So if you are in the business and need guidance, counsel, and support from a legal team with broad and deep experience in virtually every aspect of advertising and marketing – traditional or digital, anywhere in the Universe – don’t hesitate to contact me, Joe Rosenbaum or any of the lawyers with whom you regularly work at Rimon.
Last month, I had the privilege of being invited to attend and make a presentation at an mHealth and the Law Workshop in Washington, D.C., convened by the American Association for the Advancement of Science, and supported by a grant from the Robert Wood Johnson Foundation. As part my presentation (October 7), I was asked to prepare a brief corresponding paper prognosticating the future of mobile medicine and health care. With permission of the AAAS, I am happy to share that paper with readers of Legal Bytes, and you can read the paper or download a copy for your personal use, right here: mHealth: Looking Forward [PDF].
As always, if you have questions, or need advice or guidance, just contact me, Joe Rosenbaum, or the lawyer with whom you regularly work at Rimon.
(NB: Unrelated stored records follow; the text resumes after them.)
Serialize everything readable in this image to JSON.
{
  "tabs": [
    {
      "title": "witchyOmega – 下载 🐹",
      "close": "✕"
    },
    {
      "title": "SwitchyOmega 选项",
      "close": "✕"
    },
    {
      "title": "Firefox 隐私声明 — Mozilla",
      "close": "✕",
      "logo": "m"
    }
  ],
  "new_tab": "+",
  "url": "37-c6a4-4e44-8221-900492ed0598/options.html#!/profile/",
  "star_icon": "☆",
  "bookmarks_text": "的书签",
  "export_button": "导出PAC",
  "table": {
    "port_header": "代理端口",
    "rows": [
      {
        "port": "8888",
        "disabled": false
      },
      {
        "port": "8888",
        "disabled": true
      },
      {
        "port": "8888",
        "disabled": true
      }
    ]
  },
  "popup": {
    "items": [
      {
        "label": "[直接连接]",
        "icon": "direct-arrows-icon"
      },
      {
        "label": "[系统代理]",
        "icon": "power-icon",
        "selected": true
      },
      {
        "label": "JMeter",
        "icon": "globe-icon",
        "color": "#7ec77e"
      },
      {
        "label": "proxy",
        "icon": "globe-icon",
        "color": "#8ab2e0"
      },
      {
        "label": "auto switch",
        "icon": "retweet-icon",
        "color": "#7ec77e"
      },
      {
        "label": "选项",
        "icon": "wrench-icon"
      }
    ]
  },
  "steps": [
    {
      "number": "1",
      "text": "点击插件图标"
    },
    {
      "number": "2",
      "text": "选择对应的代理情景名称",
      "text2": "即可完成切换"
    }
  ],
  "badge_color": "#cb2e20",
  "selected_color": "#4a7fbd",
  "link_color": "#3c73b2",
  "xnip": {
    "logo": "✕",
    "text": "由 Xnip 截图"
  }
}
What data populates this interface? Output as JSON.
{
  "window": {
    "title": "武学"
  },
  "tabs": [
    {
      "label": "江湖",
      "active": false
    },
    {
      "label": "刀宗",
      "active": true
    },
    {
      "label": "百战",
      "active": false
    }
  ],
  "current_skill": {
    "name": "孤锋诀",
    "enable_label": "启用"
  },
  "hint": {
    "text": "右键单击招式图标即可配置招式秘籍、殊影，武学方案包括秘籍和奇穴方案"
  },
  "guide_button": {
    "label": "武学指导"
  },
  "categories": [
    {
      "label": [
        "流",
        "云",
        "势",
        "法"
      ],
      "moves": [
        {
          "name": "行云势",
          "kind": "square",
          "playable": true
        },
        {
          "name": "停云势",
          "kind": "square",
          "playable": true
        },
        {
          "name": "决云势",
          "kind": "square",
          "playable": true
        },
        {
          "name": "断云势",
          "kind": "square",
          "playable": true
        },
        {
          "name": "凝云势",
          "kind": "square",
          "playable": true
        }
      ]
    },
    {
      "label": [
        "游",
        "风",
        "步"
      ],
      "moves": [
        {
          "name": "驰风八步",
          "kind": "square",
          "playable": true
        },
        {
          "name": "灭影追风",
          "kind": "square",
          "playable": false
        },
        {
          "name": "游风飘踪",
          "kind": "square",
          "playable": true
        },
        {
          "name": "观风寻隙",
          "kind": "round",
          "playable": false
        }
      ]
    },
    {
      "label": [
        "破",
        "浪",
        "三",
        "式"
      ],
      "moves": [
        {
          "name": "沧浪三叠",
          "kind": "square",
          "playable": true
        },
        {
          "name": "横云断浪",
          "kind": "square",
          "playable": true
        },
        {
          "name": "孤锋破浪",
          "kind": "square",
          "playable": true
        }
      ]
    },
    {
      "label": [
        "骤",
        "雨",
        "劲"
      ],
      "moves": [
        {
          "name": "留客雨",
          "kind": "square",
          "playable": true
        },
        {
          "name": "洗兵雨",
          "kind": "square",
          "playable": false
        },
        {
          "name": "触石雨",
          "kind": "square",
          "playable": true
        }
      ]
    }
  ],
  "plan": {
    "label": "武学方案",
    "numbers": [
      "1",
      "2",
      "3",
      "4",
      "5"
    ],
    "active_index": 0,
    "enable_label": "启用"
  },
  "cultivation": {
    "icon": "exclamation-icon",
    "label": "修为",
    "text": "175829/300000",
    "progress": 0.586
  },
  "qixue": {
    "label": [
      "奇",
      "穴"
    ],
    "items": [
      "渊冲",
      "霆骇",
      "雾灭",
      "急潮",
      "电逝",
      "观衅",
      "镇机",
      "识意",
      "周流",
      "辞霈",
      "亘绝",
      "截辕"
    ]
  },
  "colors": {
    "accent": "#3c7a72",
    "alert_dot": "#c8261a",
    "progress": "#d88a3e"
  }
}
I read with interest, recent reports of a 3-D printed hand gun, created by Defense Distributed, being test-fired at a gun range just south of Austin, Texas. Defense Distributed, whose website bills itself as “The Home of the Wiki Weapons Project,” fired the gun in front of an observer from Forbes, and you can view the gun, named The Liberator, being test-fired in a video taken during the test and posted on YouTube. Defense Distributed also announced it would post the gun’s blueprints and construction details on the company’s own DefCAD design site. For you history buffs, the “Liberator” was also the name of a single-shot pistol designed to be distributed by dropping them from airplanes flying over France during World War II.
The gun isn’t completely plastic – the firing pin is a common metal nail that can be purchased at a hardware store and can be detected by metal detectors – and that single metal nail apparently makes it legal under U.S. law (the Undetectable Firearms Act of 1988; Pub.L. 100–649, H.R. 4445, 102 Stat. 3816). The 3-D printer used to make the rest of the plastic components is a Dimension SST 3D printer made by Stratasys, which apparently now has a U.S. federal license to manufacture firearms.
Continue reading “WOMD. Now Available at Your Nearby Staples!”